A native of Cornwall or Devon, he was kidnapped by Irish pirates who sold him into slavery in their homeland. Six years later he fled his Irish masters, returned to Britain, and was eventually ordained to the priesthood. He had a vision that he would return to the land of his former captivity, and around the year 438 the vision came true. He was made a bishop and given charge over the mission to the Irish.

Despite his chronic sense of personal unworthiness, Patrick proved to be an effective organizer, and his mission quickly evolved into a vibrant institution. He also encouraged the growth of Irish monasticism, and within a few generations of his death monks and nuns had replaced warriors as the heroes of the Irish people.

The great hymn called “St. Patrick’s Breastplate” was probably not composed by him, but it does reflect the kind of Christian spirituality which he planted in the heart of the Irish nation — a spirituality deeply penitential, but still more deeply alive to the sustaining presence of Jesus Christ.

Christ came and proclaimed peace to you who were far off and
peace to those who were near; for through him both of us have
access in one Spirit to the Father.
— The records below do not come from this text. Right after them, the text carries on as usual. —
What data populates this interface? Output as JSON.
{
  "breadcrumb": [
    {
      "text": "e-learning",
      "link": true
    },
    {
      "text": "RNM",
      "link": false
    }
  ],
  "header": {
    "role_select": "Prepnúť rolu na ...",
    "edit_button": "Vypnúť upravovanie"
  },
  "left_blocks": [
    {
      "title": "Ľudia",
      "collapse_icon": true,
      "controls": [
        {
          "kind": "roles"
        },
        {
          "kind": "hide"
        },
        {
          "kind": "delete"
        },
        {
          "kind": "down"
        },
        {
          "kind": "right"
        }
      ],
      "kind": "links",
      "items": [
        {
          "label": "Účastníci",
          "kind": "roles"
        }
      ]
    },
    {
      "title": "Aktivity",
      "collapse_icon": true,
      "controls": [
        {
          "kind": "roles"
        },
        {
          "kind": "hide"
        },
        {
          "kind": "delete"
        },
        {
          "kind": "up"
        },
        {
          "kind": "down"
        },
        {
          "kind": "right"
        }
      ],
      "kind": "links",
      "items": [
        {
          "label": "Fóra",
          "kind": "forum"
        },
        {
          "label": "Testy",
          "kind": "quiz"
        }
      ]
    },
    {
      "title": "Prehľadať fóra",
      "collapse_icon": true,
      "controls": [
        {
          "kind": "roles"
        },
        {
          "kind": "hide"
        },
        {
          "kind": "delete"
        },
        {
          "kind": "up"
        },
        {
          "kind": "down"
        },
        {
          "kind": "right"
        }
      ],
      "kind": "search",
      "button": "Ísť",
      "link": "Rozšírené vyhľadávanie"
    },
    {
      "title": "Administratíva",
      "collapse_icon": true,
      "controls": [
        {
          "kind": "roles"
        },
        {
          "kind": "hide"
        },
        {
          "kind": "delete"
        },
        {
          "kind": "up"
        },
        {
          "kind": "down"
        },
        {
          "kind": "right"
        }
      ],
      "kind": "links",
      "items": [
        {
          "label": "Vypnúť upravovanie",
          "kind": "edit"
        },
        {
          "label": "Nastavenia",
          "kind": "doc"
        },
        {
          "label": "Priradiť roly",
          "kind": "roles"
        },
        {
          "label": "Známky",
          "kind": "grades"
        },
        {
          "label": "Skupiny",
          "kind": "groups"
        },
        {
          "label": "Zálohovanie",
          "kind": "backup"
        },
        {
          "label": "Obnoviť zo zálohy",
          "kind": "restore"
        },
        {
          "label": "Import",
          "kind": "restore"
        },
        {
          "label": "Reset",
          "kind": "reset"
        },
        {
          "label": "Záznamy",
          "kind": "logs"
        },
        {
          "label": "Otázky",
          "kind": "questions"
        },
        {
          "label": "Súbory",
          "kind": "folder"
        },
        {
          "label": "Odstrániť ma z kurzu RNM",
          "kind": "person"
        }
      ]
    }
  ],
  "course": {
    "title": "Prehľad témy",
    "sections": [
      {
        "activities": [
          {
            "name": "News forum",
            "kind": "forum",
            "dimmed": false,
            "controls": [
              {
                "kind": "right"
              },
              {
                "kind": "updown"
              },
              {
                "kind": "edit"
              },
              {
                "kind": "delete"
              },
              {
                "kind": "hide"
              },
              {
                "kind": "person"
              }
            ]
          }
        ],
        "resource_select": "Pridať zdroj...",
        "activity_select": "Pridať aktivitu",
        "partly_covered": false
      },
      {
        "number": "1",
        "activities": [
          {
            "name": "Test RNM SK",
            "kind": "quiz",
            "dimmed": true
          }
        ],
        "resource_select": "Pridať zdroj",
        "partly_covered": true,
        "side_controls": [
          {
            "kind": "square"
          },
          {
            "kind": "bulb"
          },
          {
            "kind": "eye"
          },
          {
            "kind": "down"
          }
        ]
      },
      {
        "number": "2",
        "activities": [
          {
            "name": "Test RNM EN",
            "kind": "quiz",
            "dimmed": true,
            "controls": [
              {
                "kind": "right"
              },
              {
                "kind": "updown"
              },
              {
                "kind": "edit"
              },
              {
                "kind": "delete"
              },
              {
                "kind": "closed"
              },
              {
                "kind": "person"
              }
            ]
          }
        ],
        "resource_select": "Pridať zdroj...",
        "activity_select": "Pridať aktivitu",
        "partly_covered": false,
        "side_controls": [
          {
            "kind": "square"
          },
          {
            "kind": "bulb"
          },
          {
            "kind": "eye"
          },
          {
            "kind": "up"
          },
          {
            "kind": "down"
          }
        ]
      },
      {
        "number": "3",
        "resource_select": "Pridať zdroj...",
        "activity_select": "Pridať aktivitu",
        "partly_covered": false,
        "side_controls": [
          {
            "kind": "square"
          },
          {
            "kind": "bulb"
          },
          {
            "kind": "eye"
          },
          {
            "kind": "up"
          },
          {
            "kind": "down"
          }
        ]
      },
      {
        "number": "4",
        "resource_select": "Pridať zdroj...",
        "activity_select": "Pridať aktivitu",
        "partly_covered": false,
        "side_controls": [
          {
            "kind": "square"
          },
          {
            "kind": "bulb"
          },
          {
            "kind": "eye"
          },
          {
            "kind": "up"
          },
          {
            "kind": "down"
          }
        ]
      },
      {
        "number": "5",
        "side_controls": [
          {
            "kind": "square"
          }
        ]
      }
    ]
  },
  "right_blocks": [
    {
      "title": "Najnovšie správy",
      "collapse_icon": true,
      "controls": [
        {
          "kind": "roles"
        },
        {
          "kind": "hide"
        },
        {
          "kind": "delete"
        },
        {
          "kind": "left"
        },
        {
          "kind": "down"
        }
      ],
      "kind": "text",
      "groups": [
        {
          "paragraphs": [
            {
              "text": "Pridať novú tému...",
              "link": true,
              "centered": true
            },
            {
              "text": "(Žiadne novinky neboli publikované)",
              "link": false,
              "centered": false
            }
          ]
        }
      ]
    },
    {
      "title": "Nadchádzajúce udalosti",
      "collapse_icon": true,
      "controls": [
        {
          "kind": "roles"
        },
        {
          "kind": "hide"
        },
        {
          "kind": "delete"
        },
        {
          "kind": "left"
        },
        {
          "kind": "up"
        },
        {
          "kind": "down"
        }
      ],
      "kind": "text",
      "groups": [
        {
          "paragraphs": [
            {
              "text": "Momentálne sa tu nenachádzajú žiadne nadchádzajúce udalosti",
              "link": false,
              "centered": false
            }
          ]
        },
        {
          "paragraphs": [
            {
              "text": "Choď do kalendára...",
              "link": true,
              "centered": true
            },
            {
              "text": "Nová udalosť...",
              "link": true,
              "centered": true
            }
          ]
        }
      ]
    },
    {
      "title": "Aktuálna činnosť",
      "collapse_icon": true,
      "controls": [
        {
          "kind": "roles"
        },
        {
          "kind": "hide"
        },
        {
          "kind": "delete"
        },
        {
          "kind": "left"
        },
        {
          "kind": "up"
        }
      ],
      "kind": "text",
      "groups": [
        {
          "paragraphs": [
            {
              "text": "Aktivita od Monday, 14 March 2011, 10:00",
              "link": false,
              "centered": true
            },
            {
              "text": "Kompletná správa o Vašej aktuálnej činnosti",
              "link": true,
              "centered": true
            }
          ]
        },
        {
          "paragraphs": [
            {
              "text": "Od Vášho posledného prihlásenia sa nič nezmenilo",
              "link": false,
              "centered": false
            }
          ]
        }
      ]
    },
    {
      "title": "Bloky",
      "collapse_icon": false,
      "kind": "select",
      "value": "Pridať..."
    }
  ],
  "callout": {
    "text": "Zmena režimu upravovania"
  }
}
Ephesians 2.17–18

O God, we thank you for Patrick,
whom you took into your service,
to bring within the freedom of your household
those who once enslaved him.
Encourage us through his example,
that we may know your power made perfect in our weakness,
and delight in serving others
for the sake of him who became servant of all,
your Son Jesus Christ our Lord,
who is alive and reigns with you and the Holy Spirit,
one God, now and for ever.